** PROVIDED DATA follows **

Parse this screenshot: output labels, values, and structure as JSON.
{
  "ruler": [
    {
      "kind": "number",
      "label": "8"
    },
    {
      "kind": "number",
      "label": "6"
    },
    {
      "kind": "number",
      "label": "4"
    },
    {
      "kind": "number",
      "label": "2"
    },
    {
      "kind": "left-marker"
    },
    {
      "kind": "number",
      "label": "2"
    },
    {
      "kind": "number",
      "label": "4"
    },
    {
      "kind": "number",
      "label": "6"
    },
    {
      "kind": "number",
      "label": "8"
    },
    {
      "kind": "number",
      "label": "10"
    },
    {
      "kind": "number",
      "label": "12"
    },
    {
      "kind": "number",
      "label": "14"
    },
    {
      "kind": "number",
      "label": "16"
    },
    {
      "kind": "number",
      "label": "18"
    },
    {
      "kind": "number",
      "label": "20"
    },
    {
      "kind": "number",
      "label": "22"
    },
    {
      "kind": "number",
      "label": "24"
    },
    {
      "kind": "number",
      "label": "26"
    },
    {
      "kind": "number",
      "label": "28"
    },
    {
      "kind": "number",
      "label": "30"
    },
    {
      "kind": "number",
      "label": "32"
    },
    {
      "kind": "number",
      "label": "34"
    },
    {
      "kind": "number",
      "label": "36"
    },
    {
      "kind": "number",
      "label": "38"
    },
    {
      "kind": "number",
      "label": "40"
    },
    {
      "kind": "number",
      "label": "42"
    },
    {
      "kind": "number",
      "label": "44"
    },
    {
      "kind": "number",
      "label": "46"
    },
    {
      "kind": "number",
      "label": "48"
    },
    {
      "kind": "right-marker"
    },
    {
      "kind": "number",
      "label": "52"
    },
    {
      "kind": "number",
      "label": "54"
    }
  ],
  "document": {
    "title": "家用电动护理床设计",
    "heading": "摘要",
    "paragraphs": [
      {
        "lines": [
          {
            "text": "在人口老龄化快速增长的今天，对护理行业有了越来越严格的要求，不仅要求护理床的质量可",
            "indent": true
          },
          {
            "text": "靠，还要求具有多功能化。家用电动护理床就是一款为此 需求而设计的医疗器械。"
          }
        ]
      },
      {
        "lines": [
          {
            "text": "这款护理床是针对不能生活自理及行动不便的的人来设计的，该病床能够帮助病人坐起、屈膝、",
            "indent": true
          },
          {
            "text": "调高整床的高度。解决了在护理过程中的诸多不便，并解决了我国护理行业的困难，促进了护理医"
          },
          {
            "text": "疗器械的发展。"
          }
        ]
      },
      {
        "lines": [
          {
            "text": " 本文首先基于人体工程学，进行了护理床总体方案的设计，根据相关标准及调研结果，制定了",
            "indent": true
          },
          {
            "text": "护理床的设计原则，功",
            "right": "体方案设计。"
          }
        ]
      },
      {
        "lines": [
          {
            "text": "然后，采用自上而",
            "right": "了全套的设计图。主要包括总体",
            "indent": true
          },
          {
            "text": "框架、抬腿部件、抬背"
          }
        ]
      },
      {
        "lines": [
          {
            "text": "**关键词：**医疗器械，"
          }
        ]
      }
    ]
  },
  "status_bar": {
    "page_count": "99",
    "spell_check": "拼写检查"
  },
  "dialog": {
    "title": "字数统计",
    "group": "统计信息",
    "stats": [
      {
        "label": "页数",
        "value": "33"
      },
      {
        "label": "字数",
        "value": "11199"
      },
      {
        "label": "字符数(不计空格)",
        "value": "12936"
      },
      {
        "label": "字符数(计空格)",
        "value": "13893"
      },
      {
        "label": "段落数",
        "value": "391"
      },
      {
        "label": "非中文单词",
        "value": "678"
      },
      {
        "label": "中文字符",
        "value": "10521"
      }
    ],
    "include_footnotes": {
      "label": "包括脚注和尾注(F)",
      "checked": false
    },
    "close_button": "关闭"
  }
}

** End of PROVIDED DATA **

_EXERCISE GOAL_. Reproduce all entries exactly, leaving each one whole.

_OUTPUT FOR THIS TASK_.
Parse this screenshot: output labels, values, and structure as JSON.
{
  "ruler": [
    {
      "kind": "number",
      "label": "8"
    },
    {
      "kind": "number",
      "label": "6"
    },
    {
      "kind": "number",
      "label": "4"
    },
    {
      "kind": "number",
      "label": "2"
    },
    {
      "kind": "left-marker"
    },
    {
      "kind": "number",
      "label": "2"
    },
    {
      "kind": "number",
      "label": "4"
    },
    {
      "kind": "number",
      "label": "6"
    },
    {
      "kind": "number",
      "label": "8"
    },
    {
      "kind": "number",
      "label": "10"
    },
    {
      "kind": "number",
      "label": "12"
    },
    {
      "kind": "number",
      "label": "14"
    },
    {
      "kind": "number",
      "label": "16"
    },
    {
      "kind": "number",
      "label": "18"
    },
    {
      "kind": "number",
      "label": "20"
    },
    {
      "kind": "number",
      "label": "22"
    },
    {
      "kind": "number",
      "label": "24"
    },
    {
      "kind": "number",
      "label": "26"
    },
    {
      "kind": "number",
      "label": "28"
    },
    {
      "kind": "number",
      "label": "30"
    },
    {
      "kind": "number",
      "label": "32"
    },
    {
      "kind": "number",
      "label": "34"
    },
    {
      "kind": "number",
      "label": "36"
    },
    {
      "kind": "number",
      "label": "38"
    },
    {
      "kind": "number",
      "label": "40"
    },
    {
      "kind": "number",
      "label": "42"
    },
    {
      "kind": "number",
      "label": "44"
    },
    {
      "kind": "number",
      "label": "46"
    },
    {
      "kind": "number",
      "label": "48"
    },
    {
      "kind": "right-marker"
    },
    {
      "kind": "number",
      "label": "52"
    },
    {
      "kind": "number",
      "label": "54"
    }
  ],
  "document": {
    "title": "家用电动护理床设计",
    "heading": "摘要",
    "paragraphs": [
      {
        "lines": [
          {
            "text": "在人口老龄化快速增长的今天，对护理行业有了越来越严格的要求，不仅要求护理床的质量可",
            "indent": true
          },
          {
            "text": "靠，还要求具有多功能化。家用电动护理床就是一款为此 需求而设计的医疗器械。"
          }
        ]
      },
      {
        "lines": [
          {
            "text": "这款护理床是针对不能生活自理及行动不便的的人来设计的，该病床能够帮助病人坐起、屈膝、",
            "indent": true
          },
          {
            "text": "调高整床的高度。解决了在护理过程中的诸多不便，并解决了我国护理行业的困难，促进了护理医"
          },
          {
            "text": "疗器械的发展。"
          }
        ]
      },
      {
        "lines": [
          {
            "text": " 本文首先基于人体工程学，进行了护理床总体方案的设计，根据相关标准及调研结果，制定了",
            "indent": true
          },
          {
            "text": "护理床的设计原则，功",
            "right": "体方案设计。"
          }
        ]
      },
      {
        "lines": [
          {
            "text": "然后，采用自上而",
            "right": "了全套的设计图。主要包括总体",
            "indent": true
          },
          {
            "text": "框架、抬腿部件、抬背"
          }
        ]
      },
      {
        "lines": [
          {
            "text": "**关键词：**医疗器械，"
          }
        ]
      }
    ]
  },
  "status_bar": {
    "page_count": "99",
    "spell_check": "拼写检查"
  },
  "dialog": {
    "title": "字数统计",
    "group": "统计信息",
    "stats": [
      {
        "label": "页数",
        "value": "33"
      },
      {
        "label": "字数",
        "value": "11199"
      },
      {
        "label": "字符数(不计空格)",
        "value": "12936"
      },
      {
        "label": "字符数(计空格)",
        "value": "13893"
      },
      {
        "label": "段落数",
        "value": "391"
      },
      {
        "label": "非中文单词",
        "value": "678"
      },
      {
        "label": "中文字符",
        "value": "10521"
      }
    ],
    "include_footnotes": {
      "label": "包括脚注和尾注(F)",
      "checked": false
    },
    "close_button": "关闭"
  }
}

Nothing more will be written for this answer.